Legal immigration is a contentious issue within the Conservative Party. This comes as the government seeks to boost tepid economic growth and ease labor market distress, which is causing challenges for businesses and raising wages at a time of high inflation.
For his part, Prime Minister Rishi Sunak has said he wants to reduce net migration to below 500,000, around the level it was when he took office last fall.
However, he has clashed with the more hawkish Home Secretary, Soella Braverman, over some of the proposed measures to bring down numbers. Sunak also stressed that migrant workers are essential for sectors including the National Health Service.
In a speech earlier this month, Braverman said, “It is not xenophobic to say that mass and rapid immigration is unsustainable in terms of housing provision, service and community relations.” She also said Britons should fill job roles that are in short supply, such as truck drivers, butchers and fruit pickers.

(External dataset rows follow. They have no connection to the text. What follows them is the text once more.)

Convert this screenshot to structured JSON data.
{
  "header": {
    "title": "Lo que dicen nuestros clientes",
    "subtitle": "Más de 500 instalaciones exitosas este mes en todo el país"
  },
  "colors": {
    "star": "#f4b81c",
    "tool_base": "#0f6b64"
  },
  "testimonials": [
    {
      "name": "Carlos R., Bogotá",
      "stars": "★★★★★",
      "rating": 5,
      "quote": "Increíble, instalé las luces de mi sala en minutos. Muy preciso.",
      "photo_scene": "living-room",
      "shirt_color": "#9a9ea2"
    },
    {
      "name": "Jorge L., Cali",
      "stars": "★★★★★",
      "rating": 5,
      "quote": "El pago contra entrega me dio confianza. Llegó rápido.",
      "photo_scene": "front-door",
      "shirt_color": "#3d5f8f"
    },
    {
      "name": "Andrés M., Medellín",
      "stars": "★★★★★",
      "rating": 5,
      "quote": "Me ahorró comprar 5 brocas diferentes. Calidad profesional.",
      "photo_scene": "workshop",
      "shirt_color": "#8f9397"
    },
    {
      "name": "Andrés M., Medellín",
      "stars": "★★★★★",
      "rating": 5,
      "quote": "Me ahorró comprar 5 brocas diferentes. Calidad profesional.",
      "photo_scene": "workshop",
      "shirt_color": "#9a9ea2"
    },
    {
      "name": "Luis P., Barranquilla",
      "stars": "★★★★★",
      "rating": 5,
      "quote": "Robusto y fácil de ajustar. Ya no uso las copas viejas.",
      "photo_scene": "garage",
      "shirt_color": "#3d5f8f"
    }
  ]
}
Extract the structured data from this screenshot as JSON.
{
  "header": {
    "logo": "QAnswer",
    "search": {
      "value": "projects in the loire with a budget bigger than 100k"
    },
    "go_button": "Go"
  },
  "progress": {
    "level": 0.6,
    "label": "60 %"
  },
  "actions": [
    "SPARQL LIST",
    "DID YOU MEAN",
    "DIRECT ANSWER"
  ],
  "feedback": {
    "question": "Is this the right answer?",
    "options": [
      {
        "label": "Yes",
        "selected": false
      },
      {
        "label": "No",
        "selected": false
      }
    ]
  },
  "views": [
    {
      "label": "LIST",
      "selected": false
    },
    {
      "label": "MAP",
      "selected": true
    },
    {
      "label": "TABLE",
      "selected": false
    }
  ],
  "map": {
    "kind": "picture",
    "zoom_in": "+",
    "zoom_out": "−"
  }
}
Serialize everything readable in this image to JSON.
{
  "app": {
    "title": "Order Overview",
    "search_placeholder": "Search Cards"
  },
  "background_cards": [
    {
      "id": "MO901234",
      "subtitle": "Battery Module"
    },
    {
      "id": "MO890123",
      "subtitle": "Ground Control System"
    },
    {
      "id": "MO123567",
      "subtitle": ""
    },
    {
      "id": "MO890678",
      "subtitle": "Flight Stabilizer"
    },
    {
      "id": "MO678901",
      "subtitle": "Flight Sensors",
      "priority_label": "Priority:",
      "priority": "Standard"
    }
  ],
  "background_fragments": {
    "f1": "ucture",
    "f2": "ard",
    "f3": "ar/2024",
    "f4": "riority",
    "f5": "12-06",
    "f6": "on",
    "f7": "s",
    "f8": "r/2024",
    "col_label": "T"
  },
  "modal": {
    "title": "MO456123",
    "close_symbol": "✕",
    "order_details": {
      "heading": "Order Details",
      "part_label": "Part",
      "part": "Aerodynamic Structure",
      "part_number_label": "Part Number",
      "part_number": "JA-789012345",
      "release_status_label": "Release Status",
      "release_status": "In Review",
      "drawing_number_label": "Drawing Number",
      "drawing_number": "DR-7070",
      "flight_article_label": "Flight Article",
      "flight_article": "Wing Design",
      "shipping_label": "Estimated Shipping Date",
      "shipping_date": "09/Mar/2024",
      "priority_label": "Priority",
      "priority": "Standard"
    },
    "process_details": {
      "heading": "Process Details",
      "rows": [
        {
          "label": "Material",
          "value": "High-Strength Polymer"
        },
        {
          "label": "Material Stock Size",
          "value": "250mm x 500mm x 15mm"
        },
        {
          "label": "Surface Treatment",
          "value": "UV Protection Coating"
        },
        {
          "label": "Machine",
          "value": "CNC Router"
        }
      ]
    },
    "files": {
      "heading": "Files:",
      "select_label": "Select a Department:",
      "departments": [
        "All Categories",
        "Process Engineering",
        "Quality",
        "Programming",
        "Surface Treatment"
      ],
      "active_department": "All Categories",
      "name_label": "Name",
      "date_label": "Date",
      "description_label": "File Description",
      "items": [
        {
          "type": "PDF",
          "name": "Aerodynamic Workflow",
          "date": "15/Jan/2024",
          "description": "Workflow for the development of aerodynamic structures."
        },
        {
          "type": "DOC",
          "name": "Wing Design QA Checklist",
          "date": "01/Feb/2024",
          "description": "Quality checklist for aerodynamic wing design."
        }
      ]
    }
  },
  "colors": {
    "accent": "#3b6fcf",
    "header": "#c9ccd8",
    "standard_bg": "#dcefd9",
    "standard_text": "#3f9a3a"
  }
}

It is noteworthy that Braverman is the daughter of immigrant parents of Indian origin who moved to Britain via Kenya and Mauritius, in addition to the fact that the current British Prime Minister is also of Indian origin.
On Tuesday, Braverman announced restrictions on student visas, the biggest source of immigration to the UK. Only graduate students will be able to bring family members into the country under the new rules.
The Home Office also said it would stop people “using a student visa as a back route to work in the UK” by preventing them from switching types of visas until they finish their studies and checks on proof of funds.
And from 2025, even tourists to the UK from the European Union and foreign countries including the US will need an e-Visa to enter, with the government admitting it does not currently have accurate figures on arrivals and departures.
In response to the new figures, a Home Office spokesperson said the UK had introduced “safe and legal routes” for people in need of protection and had seen “growth in use of a range of visa routes including an unprecedented rise in the number of dependents arriving with students” which “contributed understandably at high levels of net migration.”
“This week, we have implemented the toughest action ever by the government to reduce immigration by revoking the right of most international students to bring family members, while still benefiting from the skills and resources our economy needs,” they said. “We remain committed to reducing overall net migration.”